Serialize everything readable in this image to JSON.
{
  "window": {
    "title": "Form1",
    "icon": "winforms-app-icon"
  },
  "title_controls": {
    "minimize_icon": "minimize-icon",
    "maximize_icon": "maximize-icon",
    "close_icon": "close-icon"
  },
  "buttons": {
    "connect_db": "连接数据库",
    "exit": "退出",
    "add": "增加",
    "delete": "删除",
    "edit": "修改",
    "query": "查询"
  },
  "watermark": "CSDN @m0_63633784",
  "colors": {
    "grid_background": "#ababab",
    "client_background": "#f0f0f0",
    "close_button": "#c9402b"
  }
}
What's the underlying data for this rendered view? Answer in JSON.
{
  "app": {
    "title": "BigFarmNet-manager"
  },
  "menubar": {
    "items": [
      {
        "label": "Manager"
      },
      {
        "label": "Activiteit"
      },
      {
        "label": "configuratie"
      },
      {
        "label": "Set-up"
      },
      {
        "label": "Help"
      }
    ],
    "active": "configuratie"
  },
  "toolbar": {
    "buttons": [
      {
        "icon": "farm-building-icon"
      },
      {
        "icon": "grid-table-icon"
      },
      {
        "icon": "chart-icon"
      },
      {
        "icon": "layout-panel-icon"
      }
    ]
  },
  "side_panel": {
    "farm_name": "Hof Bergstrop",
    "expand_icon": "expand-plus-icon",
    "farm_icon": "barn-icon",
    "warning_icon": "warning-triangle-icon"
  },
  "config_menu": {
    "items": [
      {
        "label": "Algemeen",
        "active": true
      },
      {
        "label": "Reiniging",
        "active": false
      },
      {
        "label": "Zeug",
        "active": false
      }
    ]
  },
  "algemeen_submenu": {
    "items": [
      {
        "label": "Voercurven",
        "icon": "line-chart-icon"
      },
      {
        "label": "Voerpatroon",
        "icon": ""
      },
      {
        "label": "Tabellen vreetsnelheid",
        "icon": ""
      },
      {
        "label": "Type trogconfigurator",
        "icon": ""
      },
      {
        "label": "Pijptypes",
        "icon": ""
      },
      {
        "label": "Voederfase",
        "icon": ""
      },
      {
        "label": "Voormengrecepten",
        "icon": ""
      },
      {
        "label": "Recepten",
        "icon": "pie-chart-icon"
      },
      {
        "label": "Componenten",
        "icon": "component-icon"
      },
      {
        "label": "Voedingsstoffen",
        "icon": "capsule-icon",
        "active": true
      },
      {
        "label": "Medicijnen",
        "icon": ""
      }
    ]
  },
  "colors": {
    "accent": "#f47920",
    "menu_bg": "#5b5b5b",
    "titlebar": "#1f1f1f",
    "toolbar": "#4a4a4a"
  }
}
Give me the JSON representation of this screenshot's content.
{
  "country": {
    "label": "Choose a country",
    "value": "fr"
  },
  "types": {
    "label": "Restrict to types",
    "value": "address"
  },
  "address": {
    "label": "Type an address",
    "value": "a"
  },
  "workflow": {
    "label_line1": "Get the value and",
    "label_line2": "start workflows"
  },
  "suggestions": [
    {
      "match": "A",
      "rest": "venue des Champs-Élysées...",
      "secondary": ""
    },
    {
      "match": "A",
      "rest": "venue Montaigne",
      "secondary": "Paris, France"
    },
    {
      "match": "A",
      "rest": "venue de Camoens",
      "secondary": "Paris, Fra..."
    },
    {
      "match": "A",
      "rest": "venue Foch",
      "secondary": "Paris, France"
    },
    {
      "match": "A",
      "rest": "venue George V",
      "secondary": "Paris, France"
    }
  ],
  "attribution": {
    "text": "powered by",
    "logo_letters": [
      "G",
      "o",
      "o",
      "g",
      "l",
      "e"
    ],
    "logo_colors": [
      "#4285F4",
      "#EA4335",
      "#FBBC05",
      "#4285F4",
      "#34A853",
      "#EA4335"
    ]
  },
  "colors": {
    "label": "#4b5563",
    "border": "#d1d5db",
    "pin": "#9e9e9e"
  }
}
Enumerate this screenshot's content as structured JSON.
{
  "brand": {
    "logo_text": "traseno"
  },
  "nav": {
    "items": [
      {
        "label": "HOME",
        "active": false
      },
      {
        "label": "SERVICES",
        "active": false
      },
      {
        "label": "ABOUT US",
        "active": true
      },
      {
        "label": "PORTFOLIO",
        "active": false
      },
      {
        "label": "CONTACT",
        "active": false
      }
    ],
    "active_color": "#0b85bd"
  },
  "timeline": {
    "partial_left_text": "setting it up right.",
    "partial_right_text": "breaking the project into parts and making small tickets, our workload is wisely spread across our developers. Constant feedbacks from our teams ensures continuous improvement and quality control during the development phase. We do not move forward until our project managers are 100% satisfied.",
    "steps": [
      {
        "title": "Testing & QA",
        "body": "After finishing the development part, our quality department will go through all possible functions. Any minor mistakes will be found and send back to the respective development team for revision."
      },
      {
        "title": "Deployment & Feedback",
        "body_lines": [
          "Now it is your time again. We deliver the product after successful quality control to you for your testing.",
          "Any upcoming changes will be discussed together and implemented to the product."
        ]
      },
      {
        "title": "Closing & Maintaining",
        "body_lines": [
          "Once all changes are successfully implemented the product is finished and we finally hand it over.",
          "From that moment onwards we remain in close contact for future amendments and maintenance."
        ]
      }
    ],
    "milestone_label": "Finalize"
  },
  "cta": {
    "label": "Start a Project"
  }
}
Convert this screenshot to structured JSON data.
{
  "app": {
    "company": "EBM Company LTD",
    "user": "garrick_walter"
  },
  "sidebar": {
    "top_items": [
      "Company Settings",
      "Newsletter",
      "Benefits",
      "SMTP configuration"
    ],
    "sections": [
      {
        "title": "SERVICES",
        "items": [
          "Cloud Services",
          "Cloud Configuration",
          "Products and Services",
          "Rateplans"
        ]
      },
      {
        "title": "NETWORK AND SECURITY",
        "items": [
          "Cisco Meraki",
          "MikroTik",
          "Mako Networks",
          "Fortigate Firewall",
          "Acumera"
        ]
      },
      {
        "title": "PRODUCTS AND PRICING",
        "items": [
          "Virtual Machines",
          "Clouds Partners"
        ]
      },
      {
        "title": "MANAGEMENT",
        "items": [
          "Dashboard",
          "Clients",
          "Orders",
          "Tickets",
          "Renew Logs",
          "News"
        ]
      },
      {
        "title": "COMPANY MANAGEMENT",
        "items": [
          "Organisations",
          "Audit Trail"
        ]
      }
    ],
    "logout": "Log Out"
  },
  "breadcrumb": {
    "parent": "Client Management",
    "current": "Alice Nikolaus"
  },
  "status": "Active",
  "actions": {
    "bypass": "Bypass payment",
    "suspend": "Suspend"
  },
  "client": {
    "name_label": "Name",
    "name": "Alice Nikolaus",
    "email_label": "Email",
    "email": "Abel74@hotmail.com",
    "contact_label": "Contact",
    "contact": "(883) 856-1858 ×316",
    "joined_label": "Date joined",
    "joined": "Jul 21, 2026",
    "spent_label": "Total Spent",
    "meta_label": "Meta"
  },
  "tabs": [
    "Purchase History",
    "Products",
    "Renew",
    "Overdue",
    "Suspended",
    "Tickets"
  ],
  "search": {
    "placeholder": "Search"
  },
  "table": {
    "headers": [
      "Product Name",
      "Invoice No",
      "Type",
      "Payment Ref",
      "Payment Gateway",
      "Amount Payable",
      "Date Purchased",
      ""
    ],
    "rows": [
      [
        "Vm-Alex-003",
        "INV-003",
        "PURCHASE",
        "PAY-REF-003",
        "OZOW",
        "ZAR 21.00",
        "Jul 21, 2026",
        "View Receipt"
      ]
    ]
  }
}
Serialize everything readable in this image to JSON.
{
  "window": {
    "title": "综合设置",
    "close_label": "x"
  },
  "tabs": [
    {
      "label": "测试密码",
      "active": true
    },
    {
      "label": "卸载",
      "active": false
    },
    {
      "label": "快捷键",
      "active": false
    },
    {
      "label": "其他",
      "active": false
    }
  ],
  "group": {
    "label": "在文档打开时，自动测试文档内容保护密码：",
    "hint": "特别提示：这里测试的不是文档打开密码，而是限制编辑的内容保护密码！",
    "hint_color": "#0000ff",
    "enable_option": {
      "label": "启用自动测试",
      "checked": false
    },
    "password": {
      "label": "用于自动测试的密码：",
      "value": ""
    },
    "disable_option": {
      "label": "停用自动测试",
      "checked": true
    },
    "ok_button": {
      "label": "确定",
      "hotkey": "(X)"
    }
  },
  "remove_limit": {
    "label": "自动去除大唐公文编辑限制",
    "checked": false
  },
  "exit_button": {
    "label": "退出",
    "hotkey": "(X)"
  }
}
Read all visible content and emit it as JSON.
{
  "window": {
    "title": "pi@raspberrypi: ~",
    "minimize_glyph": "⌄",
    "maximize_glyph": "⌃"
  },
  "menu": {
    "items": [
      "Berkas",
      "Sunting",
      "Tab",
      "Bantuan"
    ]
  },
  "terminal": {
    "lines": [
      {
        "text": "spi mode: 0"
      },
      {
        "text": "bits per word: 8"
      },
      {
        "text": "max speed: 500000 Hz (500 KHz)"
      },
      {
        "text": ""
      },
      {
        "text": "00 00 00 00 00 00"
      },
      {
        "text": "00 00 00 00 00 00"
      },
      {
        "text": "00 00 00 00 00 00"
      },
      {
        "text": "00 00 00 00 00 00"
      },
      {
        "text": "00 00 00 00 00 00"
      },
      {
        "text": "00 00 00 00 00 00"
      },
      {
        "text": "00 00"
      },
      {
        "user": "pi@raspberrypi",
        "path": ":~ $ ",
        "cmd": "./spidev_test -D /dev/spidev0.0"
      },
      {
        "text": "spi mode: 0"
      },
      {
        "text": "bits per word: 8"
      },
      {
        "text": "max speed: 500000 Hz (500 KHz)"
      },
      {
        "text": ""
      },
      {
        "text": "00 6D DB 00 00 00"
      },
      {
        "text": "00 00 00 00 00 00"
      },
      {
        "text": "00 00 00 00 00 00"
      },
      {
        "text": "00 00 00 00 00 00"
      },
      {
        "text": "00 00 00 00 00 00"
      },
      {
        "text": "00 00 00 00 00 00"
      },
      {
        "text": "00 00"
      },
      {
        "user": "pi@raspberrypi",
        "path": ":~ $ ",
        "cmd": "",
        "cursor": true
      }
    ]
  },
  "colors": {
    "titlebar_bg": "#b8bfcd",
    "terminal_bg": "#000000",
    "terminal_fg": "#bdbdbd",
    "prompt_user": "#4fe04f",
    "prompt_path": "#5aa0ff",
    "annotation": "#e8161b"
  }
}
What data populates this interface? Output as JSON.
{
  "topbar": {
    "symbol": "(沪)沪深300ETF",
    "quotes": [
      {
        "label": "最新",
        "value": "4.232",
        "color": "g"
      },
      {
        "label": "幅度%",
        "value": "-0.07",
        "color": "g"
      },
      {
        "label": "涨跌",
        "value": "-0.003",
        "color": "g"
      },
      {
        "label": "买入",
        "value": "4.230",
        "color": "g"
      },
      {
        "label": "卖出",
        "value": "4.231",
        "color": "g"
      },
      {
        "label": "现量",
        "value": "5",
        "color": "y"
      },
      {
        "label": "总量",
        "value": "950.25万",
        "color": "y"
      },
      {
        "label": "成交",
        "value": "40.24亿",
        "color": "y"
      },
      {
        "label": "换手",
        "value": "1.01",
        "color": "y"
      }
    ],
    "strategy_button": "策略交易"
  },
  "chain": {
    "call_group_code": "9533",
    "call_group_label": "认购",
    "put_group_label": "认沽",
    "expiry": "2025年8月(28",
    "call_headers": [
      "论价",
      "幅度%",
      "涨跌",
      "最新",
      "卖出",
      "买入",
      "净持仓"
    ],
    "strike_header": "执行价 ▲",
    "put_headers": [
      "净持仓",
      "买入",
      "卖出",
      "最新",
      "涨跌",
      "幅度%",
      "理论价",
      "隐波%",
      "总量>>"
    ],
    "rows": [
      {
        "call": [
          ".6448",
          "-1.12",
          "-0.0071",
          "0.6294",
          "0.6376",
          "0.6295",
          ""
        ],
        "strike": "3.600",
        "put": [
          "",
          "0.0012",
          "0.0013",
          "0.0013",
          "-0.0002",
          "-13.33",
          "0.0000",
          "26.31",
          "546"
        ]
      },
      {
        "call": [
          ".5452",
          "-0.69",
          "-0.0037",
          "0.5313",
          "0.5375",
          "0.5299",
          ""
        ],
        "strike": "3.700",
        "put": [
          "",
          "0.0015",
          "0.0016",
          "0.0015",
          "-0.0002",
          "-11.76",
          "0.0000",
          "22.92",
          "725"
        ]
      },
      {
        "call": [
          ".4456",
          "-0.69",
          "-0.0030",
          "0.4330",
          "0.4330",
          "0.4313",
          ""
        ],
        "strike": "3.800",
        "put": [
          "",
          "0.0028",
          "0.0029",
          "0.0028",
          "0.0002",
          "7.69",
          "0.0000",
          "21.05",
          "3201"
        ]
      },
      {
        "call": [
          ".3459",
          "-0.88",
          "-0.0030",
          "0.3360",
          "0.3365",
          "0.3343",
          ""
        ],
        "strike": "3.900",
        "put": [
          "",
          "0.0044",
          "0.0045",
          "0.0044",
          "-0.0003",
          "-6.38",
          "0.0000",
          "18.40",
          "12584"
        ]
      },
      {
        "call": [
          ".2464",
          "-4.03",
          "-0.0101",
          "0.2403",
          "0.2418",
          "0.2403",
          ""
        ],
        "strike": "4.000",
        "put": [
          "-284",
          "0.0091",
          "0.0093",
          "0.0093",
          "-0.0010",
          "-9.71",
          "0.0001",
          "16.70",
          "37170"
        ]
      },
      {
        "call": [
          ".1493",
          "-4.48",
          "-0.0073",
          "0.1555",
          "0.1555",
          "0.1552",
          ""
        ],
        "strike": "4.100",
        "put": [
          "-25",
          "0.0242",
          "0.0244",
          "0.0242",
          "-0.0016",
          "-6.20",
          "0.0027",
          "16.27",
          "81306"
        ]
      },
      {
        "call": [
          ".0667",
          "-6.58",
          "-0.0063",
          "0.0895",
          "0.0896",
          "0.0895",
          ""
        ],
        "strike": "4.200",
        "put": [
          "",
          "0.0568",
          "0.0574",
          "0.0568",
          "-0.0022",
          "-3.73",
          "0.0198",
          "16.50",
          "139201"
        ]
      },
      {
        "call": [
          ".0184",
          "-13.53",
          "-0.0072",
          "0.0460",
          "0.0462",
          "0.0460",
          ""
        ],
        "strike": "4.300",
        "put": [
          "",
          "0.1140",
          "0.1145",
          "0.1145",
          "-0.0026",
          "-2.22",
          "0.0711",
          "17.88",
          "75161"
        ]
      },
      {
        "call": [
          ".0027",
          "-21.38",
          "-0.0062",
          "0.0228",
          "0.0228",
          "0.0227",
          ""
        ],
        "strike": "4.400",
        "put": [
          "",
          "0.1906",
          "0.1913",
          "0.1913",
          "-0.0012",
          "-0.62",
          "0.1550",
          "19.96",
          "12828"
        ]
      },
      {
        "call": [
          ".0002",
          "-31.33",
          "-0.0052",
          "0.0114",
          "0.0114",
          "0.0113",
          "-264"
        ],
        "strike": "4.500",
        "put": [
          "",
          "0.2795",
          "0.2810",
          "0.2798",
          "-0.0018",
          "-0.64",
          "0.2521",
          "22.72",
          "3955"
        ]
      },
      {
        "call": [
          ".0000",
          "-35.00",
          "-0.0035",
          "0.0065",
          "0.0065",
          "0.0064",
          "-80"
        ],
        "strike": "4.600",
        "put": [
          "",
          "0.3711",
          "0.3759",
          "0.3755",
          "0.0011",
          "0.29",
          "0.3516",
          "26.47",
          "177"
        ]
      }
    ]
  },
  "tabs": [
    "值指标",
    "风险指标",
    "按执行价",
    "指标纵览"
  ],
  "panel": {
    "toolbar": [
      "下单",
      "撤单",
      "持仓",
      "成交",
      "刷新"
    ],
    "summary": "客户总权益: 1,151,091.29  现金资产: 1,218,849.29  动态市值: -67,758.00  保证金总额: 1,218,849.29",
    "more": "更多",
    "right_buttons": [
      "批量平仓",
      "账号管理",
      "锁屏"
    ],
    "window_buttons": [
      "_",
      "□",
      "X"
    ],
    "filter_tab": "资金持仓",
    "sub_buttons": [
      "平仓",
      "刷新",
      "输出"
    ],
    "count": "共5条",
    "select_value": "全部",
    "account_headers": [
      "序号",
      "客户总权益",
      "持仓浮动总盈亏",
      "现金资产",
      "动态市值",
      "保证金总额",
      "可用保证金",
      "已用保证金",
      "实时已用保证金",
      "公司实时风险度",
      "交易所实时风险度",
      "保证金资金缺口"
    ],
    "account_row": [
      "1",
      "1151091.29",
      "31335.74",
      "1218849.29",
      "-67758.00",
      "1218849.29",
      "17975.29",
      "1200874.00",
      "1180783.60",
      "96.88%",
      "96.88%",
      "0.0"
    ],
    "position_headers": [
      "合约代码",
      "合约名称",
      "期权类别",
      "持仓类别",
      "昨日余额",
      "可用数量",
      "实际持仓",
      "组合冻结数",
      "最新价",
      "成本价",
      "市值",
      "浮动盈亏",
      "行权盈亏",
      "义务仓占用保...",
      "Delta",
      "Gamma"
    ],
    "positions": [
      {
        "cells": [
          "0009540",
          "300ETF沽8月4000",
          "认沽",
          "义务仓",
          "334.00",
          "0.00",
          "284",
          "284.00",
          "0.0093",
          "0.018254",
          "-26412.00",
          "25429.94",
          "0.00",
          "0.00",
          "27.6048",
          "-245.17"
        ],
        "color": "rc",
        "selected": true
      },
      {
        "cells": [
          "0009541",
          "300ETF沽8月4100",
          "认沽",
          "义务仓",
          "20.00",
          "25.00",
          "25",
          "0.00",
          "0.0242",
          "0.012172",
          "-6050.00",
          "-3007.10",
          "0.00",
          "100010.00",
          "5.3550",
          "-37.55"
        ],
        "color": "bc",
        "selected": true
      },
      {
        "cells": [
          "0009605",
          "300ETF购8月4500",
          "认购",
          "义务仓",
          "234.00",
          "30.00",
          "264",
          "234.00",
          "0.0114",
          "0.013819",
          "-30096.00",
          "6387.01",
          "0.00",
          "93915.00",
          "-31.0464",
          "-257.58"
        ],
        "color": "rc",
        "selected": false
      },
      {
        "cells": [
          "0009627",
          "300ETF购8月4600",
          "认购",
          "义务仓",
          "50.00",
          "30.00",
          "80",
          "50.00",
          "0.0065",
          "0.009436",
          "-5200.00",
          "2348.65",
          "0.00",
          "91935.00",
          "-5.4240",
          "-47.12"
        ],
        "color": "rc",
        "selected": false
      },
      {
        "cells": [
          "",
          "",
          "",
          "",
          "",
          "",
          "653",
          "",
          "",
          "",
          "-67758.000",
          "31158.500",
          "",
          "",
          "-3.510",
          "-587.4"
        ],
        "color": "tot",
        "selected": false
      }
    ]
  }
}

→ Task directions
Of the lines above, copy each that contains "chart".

→ Response
        "icon": "chart-icon"
        "icon": "line-chart-icon"
        "icon": "pie-chart-icon"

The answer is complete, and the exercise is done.